◆ Work instruction ◆
Because the lines must stay identical, write out the data without changing anything.

◆ Data supplied ◆
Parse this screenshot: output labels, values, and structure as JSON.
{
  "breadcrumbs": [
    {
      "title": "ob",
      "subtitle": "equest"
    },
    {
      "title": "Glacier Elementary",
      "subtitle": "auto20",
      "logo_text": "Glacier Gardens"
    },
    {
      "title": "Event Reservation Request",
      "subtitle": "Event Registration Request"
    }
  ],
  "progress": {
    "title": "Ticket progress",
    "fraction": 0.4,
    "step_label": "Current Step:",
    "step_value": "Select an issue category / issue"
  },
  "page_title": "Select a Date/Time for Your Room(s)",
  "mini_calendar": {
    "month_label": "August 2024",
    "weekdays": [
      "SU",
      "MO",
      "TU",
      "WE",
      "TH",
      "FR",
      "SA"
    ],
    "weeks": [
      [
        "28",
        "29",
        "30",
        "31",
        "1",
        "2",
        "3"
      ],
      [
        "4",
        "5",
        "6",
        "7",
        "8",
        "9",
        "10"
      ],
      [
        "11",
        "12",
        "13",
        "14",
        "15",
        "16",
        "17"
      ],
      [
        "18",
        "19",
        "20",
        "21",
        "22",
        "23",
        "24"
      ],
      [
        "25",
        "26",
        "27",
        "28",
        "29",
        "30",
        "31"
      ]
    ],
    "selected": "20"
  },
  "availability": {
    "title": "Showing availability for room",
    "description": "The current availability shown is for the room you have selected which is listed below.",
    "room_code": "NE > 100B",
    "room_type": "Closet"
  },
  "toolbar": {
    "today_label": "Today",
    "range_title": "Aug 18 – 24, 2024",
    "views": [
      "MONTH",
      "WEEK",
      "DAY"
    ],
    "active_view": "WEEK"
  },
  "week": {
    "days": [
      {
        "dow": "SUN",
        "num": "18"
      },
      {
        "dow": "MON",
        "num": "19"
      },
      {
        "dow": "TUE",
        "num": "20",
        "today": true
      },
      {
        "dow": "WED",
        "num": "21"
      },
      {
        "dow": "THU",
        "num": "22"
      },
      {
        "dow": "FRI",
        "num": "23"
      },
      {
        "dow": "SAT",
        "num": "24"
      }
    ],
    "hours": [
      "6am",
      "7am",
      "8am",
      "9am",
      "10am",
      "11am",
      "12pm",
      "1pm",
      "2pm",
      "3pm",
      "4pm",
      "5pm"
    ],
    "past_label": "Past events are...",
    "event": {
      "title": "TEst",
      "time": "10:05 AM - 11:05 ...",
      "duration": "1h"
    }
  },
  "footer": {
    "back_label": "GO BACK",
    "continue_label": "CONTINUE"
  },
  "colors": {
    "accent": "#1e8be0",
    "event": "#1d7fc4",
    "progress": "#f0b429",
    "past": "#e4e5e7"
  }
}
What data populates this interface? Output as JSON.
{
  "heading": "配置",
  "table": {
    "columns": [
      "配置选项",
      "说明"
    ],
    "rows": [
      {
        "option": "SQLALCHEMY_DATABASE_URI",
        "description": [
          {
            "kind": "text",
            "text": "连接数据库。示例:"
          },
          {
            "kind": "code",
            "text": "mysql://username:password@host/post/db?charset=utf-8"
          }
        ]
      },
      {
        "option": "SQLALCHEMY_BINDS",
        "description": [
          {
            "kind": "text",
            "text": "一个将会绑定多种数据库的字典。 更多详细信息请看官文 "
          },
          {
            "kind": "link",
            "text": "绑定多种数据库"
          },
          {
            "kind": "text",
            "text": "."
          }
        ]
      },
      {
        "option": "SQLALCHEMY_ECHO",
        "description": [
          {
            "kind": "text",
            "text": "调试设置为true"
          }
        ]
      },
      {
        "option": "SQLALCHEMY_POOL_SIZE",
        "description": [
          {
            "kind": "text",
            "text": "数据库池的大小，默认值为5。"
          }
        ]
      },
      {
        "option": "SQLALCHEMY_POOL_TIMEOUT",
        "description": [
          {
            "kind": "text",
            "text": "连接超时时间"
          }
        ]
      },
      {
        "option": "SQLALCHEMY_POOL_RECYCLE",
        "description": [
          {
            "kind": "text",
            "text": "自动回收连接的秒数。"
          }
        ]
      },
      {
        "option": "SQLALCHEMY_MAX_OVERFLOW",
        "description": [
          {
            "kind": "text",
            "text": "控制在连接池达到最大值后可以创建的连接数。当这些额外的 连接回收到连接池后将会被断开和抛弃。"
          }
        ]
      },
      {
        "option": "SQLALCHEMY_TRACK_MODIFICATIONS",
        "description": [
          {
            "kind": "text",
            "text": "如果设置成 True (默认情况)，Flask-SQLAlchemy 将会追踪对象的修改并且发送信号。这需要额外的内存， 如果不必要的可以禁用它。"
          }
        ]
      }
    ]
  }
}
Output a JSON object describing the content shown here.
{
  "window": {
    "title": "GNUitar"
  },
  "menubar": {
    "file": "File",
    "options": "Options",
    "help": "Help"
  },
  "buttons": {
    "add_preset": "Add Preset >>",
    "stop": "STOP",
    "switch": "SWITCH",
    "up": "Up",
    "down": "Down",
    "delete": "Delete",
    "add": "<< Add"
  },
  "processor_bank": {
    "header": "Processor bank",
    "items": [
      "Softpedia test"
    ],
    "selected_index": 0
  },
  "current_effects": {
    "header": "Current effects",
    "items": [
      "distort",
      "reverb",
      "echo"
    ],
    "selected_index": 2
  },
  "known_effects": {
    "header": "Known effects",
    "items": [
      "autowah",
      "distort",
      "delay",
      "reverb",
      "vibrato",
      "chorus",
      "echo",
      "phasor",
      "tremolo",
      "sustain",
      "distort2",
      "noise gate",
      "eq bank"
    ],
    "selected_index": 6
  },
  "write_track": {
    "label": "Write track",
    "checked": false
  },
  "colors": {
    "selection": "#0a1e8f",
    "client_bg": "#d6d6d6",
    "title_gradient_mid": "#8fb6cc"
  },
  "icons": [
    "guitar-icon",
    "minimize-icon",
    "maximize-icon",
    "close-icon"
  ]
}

◆ The completed task ◆
Parse this screenshot: output labels, values, and structure as JSON.
{
  "breadcrumbs": [
    {
      "title": "ob",
      "subtitle": "equest"
    },
    {
      "title": "Glacier Elementary",
      "subtitle": "auto20",
      "logo_text": "Glacier Gardens"
    },
    {
      "title": "Event Reservation Request",
      "subtitle": "Event Registration Request"
    }
  ],
  "progress": {
    "title": "Ticket progress",
    "fraction": 0.4,
    "step_label": "Current Step:",
    "step_value": "Select an issue category / issue"
  },
  "page_title": "Select a Date/Time for Your Room(s)",
  "mini_calendar": {
    "month_label": "August 2024",
    "weekdays": [
      "SU",
      "MO",
      "TU",
      "WE",
      "TH",
      "FR",
      "SA"
    ],
    "weeks": [
      [
        "28",
        "29",
        "30",
        "31",
        "1",
        "2",
        "3"
      ],
      [
        "4",
        "5",
        "6",
        "7",
        "8",
        "9",
        "10"
      ],
      [
        "11",
        "12",
        "13",
        "14",
        "15",
        "16",
        "17"
      ],
      [
        "18",
        "19",
        "20",
        "21",
        "22",
        "23",
        "24"
      ],
      [
        "25",
        "26",
        "27",
        "28",
        "29",
        "30",
        "31"
      ]
    ],
    "selected": "20"
  },
  "availability": {
    "title": "Showing availability for room",
    "description": "The current availability shown is for the room you have selected which is listed below.",
    "room_code": "NE > 100B",
    "room_type": "Closet"
  },
  "toolbar": {
    "today_label": "Today",
    "range_title": "Aug 18 – 24, 2024",
    "views": [
      "MONTH",
      "WEEK",
      "DAY"
    ],
    "active_view": "WEEK"
  },
  "week": {
    "days": [
      {
        "dow": "SUN",
        "num": "18"
      },
      {
        "dow": "MON",
        "num": "19"
      },
      {
        "dow": "TUE",
        "num": "20",
        "today": true
      },
      {
        "dow": "WED",
        "num": "21"
      },
      {
        "dow": "THU",
        "num": "22"
      },
      {
        "dow": "FRI",
        "num": "23"
      },
      {
        "dow": "SAT",
        "num": "24"
      }
    ],
    "hours": [
      "6am",
      "7am",
      "8am",
      "9am",
      "10am",
      "11am",
      "12pm",
      "1pm",
      "2pm",
      "3pm",
      "4pm",
      "5pm"
    ],
    "past_label": "Past events are...",
    "event": {
      "title": "TEst",
      "time": "10:05 AM - 11:05 ...",
      "duration": "1h"
    }
  },
  "footer": {
    "back_label": "GO BACK",
    "continue_label": "CONTINUE"
  },
  "colors": {
    "accent": "#1e8be0",
    "event": "#1d7fc4",
    "progress": "#f0b429",
    "past": "#e4e5e7"
  }
}
What data populates this interface? Output as JSON.
{
  "heading": "配置",
  "table": {
    "columns": [
      "配置选项",
      "说明"
    ],
    "rows": [
      {
        "option": "SQLALCHEMY_DATABASE_URI",
        "description": [
          {
            "kind": "text",
            "text": "连接数据库。示例:"
          },
          {
            "kind": "code",
            "text": "mysql://username:password@host/post/db?charset=utf-8"
          }
        ]
      },
      {
        "option": "SQLALCHEMY_BINDS",
        "description": [
          {
            "kind": "text",
            "text": "一个将会绑定多种数据库的字典。 更多详细信息请看官文 "
          },
          {
            "kind": "link",
            "text": "绑定多种数据库"
          },
          {
            "kind": "text",
            "text": "."
          }
        ]
      },
      {
        "option": "SQLALCHEMY_ECHO",
        "description": [
          {
            "kind": "text",
            "text": "调试设置为true"
          }
        ]
      },
      {
        "option": "SQLALCHEMY_POOL_SIZE",
        "description": [
          {
            "kind": "text",
            "text": "数据库池的大小，默认值为5。"
          }
        ]
      },
      {
        "option": "SQLALCHEMY_POOL_TIMEOUT",
        "description": [
          {
            "kind": "text",
            "text": "连接超时时间"
          }
        ]
      },
      {
        "option": "SQLALCHEMY_POOL_RECYCLE",
        "description": [
          {
            "kind": "text",
            "text": "自动回收连接的秒数。"
          }
        ]
      },
      {
        "option": "SQLALCHEMY_MAX_OVERFLOW",
        "description": [
          {
            "kind": "text",
            "text": "控制在连接池达到最大值后可以创建的连接数。当这些额外的 连接回收到连接池后将会被断开和抛弃。"
          }
        ]
      },
      {
        "option": "SQLALCHEMY_TRACK_MODIFICATIONS",
        "description": [
          {
            "kind": "text",
            "text": "如果设置成 True (默认情况)，Flask-SQLAlchemy 将会追踪对象的修改并且发送信号。这需要额外的内存， 如果不必要的可以禁用它。"
          }
        ]
      }
    ]
  }
}
Output a JSON object describing the content shown here.
{
  "window": {
    "title": "GNUitar"
  },
  "menubar": {
    "file": "File",
    "options": "Options",
    "help": "Help"
  },
  "buttons": {
    "add_preset": "Add Preset >>",
    "stop": "STOP",
    "switch": "SWITCH",
    "up": "Up",
    "down": "Down",
    "delete": "Delete",
    "add": "<< Add"
  },
  "processor_bank": {
    "header": "Processor bank",
    "items": [
      "Softpedia test"
    ],
    "selected_index": 0
  },
  "current_effects": {
    "header": "Current effects",
    "items": [
      "distort",
      "reverb",
      "echo"
    ],
    "selected_index": 2
  },
  "known_effects": {
    "header": "Known effects",
    "items": [
      "autowah",
      "distort",
      "delay",
      "reverb",
      "vibrato",
      "chorus",
      "echo",
      "phasor",
      "tremolo",
      "sustain",
      "distort2",
      "noise gate",
      "eq bank"
    ],
    "selected_index": 6
  },
  "write_track": {
    "label": "Write track",
    "checked": false
  },
  "colors": {
    "selection": "#0a1e8f",
    "client_bg": "#d6d6d6",
    "title_gradient_mid": "#8fb6cc"
  },
  "icons": [
    "guitar-icon",
    "minimize-icon",
    "maximize-icon",
    "close-icon"
  ]
}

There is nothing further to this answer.